I have a problem, speaking personally, about the way we persist in translating & talking about Jesus' experience in the wild- erness as his 'temptation' when we know full well the original word also means 'testing'. I don't argue that Jesus wasn't tempted, but that to focus on temptation exclusively gives a more negative spin than the (to me) positive spin of 'testing'. Most sermons I hear about the 'temptations' end up pretty negative, while the evidence is clearly that they were, though tough going, a positive experience for Jesus, & through him, ours can turn out positive for us.

Still speaking personally, I've learned during my spiritual journey, to take the 'devil' more seriously since I came to recognize 'it' as that dark side of myself.
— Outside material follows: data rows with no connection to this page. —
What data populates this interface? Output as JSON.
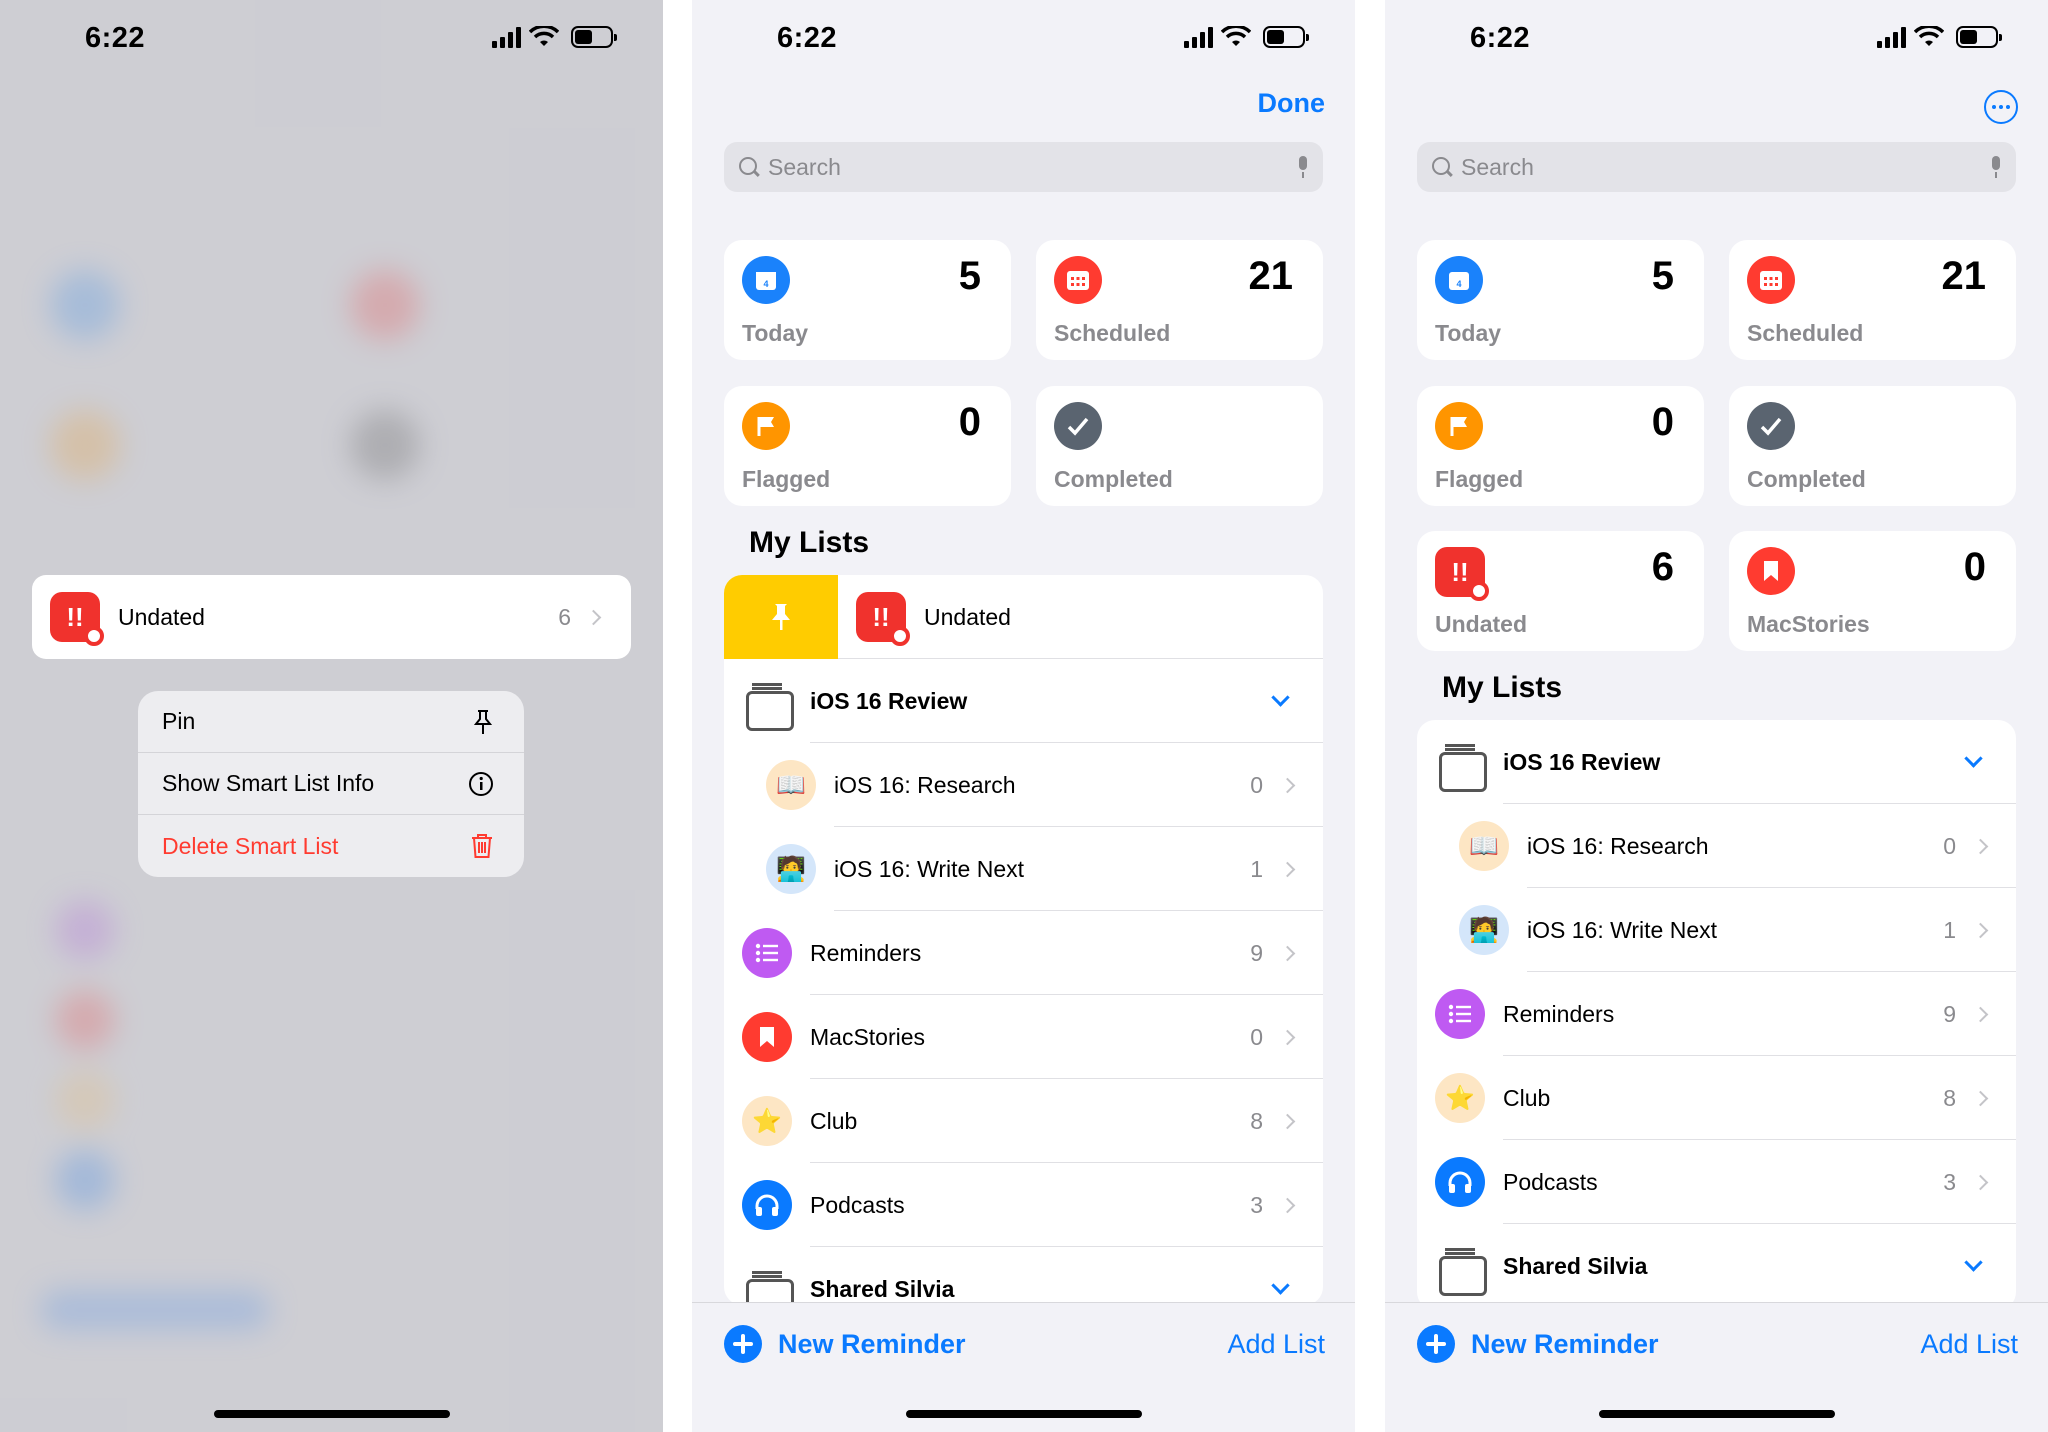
{
  "status": {
    "time": "6:22"
  },
  "colors": {
    "accent": "#0a7aff",
    "red": "#ff3b30",
    "yellow": "#ffcc00"
  },
  "panel1": {
    "row": {
      "icon": "undated-smartlist-icon",
      "label": "Undated",
      "count": "6"
    },
    "menu": [
      {
        "label": "Pin",
        "icon": "pin-icon"
      },
      {
        "label": "Show Smart List Info",
        "icon": "info-icon"
      },
      {
        "label": "Delete Smart List",
        "icon": "trash-icon",
        "destructive": true
      }
    ]
  },
  "panel2": {
    "done": "Done",
    "search_placeholder": "Search",
    "cards": [
      {
        "label": "Today",
        "count": "5",
        "color": "#1a82fb",
        "icon": "calendar-icon"
      },
      {
        "label": "Scheduled",
        "count": "21",
        "color": "#ff3b30",
        "icon": "calendar-grid-icon"
      },
      {
        "label": "Flagged",
        "count": "0",
        "color": "#ff9500",
        "icon": "flag-icon"
      },
      {
        "label": "Completed",
        "count": "",
        "color": "#5a6470",
        "icon": "checkmark-icon"
      }
    ],
    "section": "My Lists",
    "pinned": {
      "label": "Undated"
    },
    "lists": [
      {
        "label": "iOS 16 Review",
        "type": "group"
      },
      {
        "label": "iOS 16: Research",
        "count": "0",
        "type": "sub",
        "emoji": "📖"
      },
      {
        "label": "iOS 16: Write Next",
        "count": "1",
        "type": "sub",
        "emoji": "🧑‍💻"
      },
      {
        "label": "Reminders",
        "count": "9",
        "color": "#bf5af2",
        "icon": "list-icon"
      },
      {
        "label": "MacStories",
        "count": "0",
        "color": "#ff3b30",
        "icon": "bookmark-icon"
      },
      {
        "label": "Club",
        "count": "8",
        "emoji": "⭐"
      },
      {
        "label": "Podcasts",
        "count": "3",
        "color": "#0a7aff",
        "icon": "headphones-icon"
      },
      {
        "label": "Shared Silvia",
        "type": "group"
      }
    ],
    "new_reminder": "New Reminder",
    "add_list": "Add List"
  },
  "panel3": {
    "search_placeholder": "Search",
    "cards": [
      {
        "label": "Today",
        "count": "5"
      },
      {
        "label": "Scheduled",
        "count": "21"
      },
      {
        "label": "Flagged",
        "count": "0"
      },
      {
        "label": "Completed",
        "count": ""
      },
      {
        "label": "Undated",
        "count": "6"
      },
      {
        "label": "MacStories",
        "count": "0"
      }
    ],
    "section": "My Lists",
    "lists": [
      {
        "label": "iOS 16 Review"
      },
      {
        "label": "iOS 16: Research",
        "count": "0"
      },
      {
        "label": "iOS 16: Write Next",
        "count": "1"
      },
      {
        "label": "Reminders",
        "count": "9"
      },
      {
        "label": "Club",
        "count": "8"
      },
      {
        "label": "Podcasts",
        "count": "3"
      },
      {
        "label": "Shared Silvia"
      }
    ],
    "new_reminder": "New Reminder",
    "add_list": "Add List"
  }
}
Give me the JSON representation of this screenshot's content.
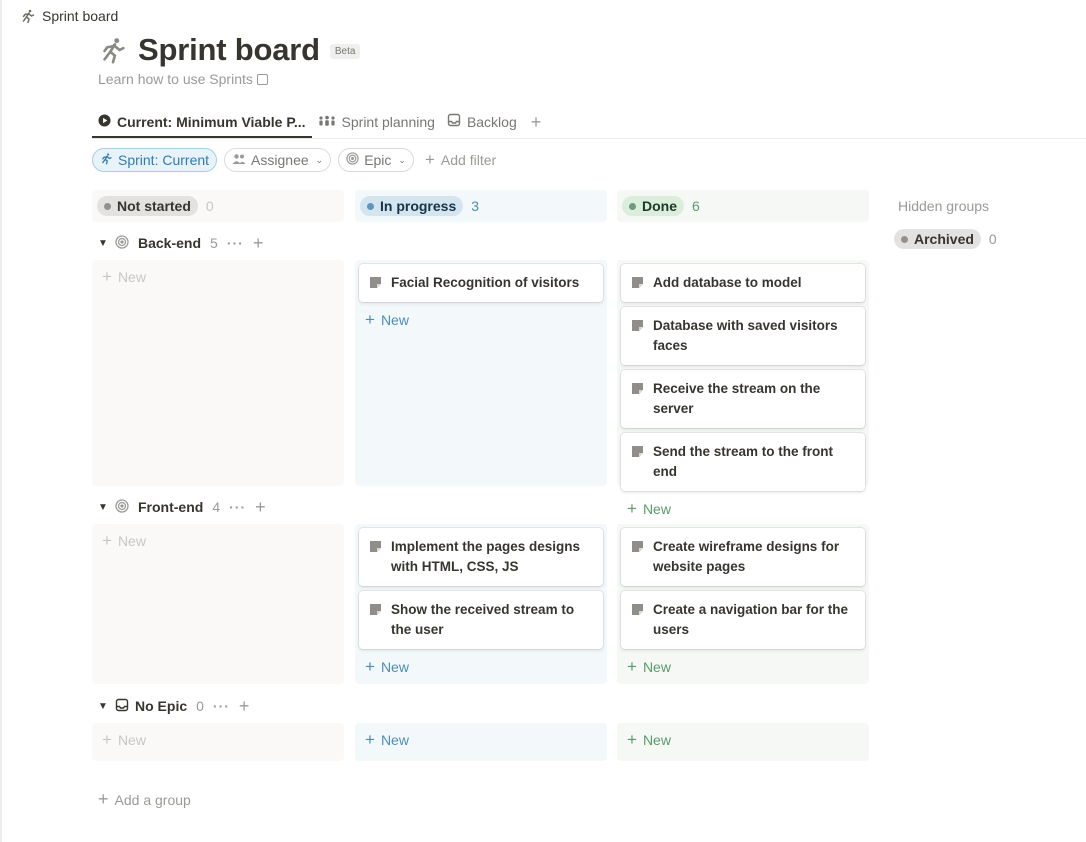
{
  "page": {
    "breadcrumb": "Sprint board",
    "title": "Sprint board",
    "badge": "Beta",
    "learn_link": "Learn how to use Sprints"
  },
  "tabs": [
    {
      "label": "Current: Minimum Viable P...",
      "icon": "play-circle-icon",
      "active": true
    },
    {
      "label": "Sprint planning",
      "icon": "people-group-icon"
    },
    {
      "label": "Backlog",
      "icon": "inbox-tray-icon"
    }
  ],
  "filters": {
    "sprint": "Sprint: Current",
    "assignee": "Assignee",
    "epic": "Epic",
    "add_filter": "Add filter"
  },
  "columns": [
    {
      "label": "Not started",
      "count": "0",
      "color": "#9b9a97"
    },
    {
      "label": "In progress",
      "count": "3",
      "color": "#4d8db8"
    },
    {
      "label": "Done",
      "count": "6",
      "color": "#5a9b6a"
    }
  ],
  "groups": [
    {
      "name": "Back-end",
      "count": "5",
      "icon": "target-icon",
      "in_progress": [
        "Facial Recognition of visitors"
      ],
      "done": [
        "Add database to model",
        "Database with saved visitors faces",
        "Receive the stream on the server",
        "Send the stream to the front end"
      ]
    },
    {
      "name": "Front-end",
      "count": "4",
      "icon": "target-icon",
      "in_progress": [
        "Implement the pages designs with HTML, CSS, JS",
        "Show the received stream to the user"
      ],
      "done": [
        "Create wireframe designs for website pages",
        "Create a navigation bar for the users"
      ]
    },
    {
      "name": "No Epic",
      "count": "0",
      "icon": "inbox-tray-icon",
      "in_progress": [],
      "done": []
    }
  ],
  "new_label": "New",
  "hidden_groups": {
    "title": "Hidden groups",
    "archived": "Archived",
    "archived_count": "0"
  },
  "add_group": "Add a group",
  "colors": {
    "accent_blue": "#2f7bb4",
    "text": "#37352f",
    "muted": "#9b9a97"
  }
}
That side of me that's turned so far away from God that I've blocked God's Light from illuminating me, limiting (ha ha!) God to throwing me only as a shadow of what I am called to be. (I remember shocking a conservative member of a congregation I was visiting (&, I must admit, enjoying it - ah, temptation! ah, testing!), when, preaching on this passage, I said I shaved the devil every morning! That way I at least treat the devil with respect, but not the fawning submission I hear so often from people who seem to think the devil really runs the show! What rot! How many of us, deep down, use the devil as an excuse for our own lack of moral fibre? Jesus never hid behind the devil. Never ever!

Every now & then we hear the police say that the motive for murder almost always comes down in the end to money, sex, or revenge. Something like that. When I ponder the events in the wilderness, It seems they sum up 'sin' in much the same way, if under different headings: 'Sin' comes down to a) cheating (1st test), b) grabbing for power (2nd test) or playing to the crowd (3rd test). No doubt you may want to add in other possibilities. Fine. Somehow we need to drag 'turning stones into bread', 'all the kingdoms of this world', & (not) jumping from temple tops screaming into the 21st C. Otherwise our own temptations & testings may never become real & apparent to us. Nor how to say NO! to them & YES! to God as Jesus does.